The ongoing development of medicines to reduce the number of acne lesions and dry up those that appear also makes it easier for the acne-prone person to control the disease. Before stocking up on lotions and oitments, however, it’s wise to have your condition diagnosed by a physician. Some skin diseases mimic acne but need different treatment.
Through the years, mild cases of acne such as blackheads and an occasional pimple have responded to preparations containing the peeling agent benzoyl peroxide. Applied directly to the skin, these topical oitments and lotions help dry up lesions, cut greasiness, and prevent bacterial growth. Many are obtainable without prescription and most pharmacists can help you make a choice.
Severe acne, characterized by inflamed and pus-filled pimples, calls for more severe measures. The most traditional weapon against the bacteria that create havoc in the oil glands is antiobiotics you take either by mouth or apply directly to the skin. Both kinds are safe and effective when used faitfully and according to a doctor’s prescription. (Previous problems with antibiotics or sideeffects after taking them should be reported to your physician.)
Newer medicines known to clear up even the most difficult cases of acne include:
* Vitamin A (retinoic acid), formulated into a gel, loosens skin cells trapped in the follicular duct, brings them to the surface, and peels them away. (Some 286 patients with mild to moderate acne in a 1987 study showed, on average, a 50 percent improvement after using the gel for two weeks. Side effects of facial redness and peeling were considered insignificant by the majority of patients.)
* Isotretinoin (Accutane), a powerful form of Vitamin A, is taken orally by victims of severe, nodular cystic acne or those who haven’t responded to all other treatments. Improvement is dramatic but the treatment can hurt a pregnancy or cause birth defects. Anyone taking the drug must be monitored closely by a physician.
* Even more promising, an experiment with gelatin showed good results in treating acne scars. The gelatin was mixed with a clotting agent and injected below a scar. This triggered a regeneration of skin tissue in all subjects. Very few side effects were noted.
With all this good news, there’s a catch, of course. Even the mildest case of acne needs attention, and a severe case even more so. You have to take charge of restoring your skin to health.
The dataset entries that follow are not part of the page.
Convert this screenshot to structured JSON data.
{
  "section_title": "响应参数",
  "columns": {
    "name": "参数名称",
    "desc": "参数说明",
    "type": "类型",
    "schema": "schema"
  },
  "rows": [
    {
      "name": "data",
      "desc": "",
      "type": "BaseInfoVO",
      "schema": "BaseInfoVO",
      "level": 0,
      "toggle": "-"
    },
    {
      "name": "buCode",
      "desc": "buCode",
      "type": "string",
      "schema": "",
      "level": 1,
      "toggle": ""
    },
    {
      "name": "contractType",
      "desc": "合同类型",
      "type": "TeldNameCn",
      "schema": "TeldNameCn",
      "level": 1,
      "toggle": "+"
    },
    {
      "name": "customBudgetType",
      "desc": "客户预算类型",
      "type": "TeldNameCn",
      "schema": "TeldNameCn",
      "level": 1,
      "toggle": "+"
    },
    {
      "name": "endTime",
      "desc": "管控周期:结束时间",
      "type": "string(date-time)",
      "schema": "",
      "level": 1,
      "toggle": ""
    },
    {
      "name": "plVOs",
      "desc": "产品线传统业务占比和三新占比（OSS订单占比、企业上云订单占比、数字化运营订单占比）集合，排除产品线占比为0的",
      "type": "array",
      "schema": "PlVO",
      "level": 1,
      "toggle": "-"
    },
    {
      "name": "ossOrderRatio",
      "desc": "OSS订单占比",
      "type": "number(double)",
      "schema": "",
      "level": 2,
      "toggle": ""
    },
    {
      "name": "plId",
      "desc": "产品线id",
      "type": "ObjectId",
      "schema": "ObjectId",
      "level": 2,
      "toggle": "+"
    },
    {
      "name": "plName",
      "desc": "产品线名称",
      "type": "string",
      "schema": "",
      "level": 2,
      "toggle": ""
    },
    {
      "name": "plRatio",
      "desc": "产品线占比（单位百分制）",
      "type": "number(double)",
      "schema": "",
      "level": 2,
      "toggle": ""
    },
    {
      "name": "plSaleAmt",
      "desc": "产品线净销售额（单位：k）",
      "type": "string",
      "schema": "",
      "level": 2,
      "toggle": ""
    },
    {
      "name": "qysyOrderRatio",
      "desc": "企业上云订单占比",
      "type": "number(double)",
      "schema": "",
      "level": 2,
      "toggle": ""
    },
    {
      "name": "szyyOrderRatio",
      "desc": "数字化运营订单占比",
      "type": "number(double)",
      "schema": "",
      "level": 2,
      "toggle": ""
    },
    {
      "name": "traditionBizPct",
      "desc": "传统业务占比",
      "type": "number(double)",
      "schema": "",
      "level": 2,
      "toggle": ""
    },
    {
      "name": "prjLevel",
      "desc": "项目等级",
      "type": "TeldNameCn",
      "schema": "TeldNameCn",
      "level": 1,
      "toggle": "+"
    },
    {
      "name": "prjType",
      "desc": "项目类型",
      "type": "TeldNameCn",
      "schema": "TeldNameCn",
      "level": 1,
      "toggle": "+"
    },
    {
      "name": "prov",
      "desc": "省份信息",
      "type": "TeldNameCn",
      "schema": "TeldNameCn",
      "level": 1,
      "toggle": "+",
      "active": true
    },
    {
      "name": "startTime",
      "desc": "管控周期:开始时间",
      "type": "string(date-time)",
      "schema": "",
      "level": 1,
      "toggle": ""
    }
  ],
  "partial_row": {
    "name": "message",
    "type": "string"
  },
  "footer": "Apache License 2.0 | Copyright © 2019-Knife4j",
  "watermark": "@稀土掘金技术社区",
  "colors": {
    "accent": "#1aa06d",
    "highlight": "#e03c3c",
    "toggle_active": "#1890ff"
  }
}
To make the passage from acne to clear skin less aggravating, skin specialists suggest that you:
* Cleanse your face gently at least twice a day with soap and warm water.
* Forget that harsh soaps, brushes, and abrasive sponges or pads exist.
* Use only water-based cosmetics, lotions, and hair products.
* Stay out of the sun as much as possible.
* Wear your hair off your face.
* Stop leaning your face into your hands and make sure that sports equipment touching your upper chest or back doesn’t aggravate the condition.
* Eat a balanced diet but avoid any food you think you are allergic to.
* If you’re a male, shave a seldom as possible and always use a sharp blade.
* Follow your doctor’s instructions faithfully.
At one time all you ever wanted was your two front teeth. You got them. With the same degree of patience and a lot of diligence you’ll have your clear complexion back sooner than you think.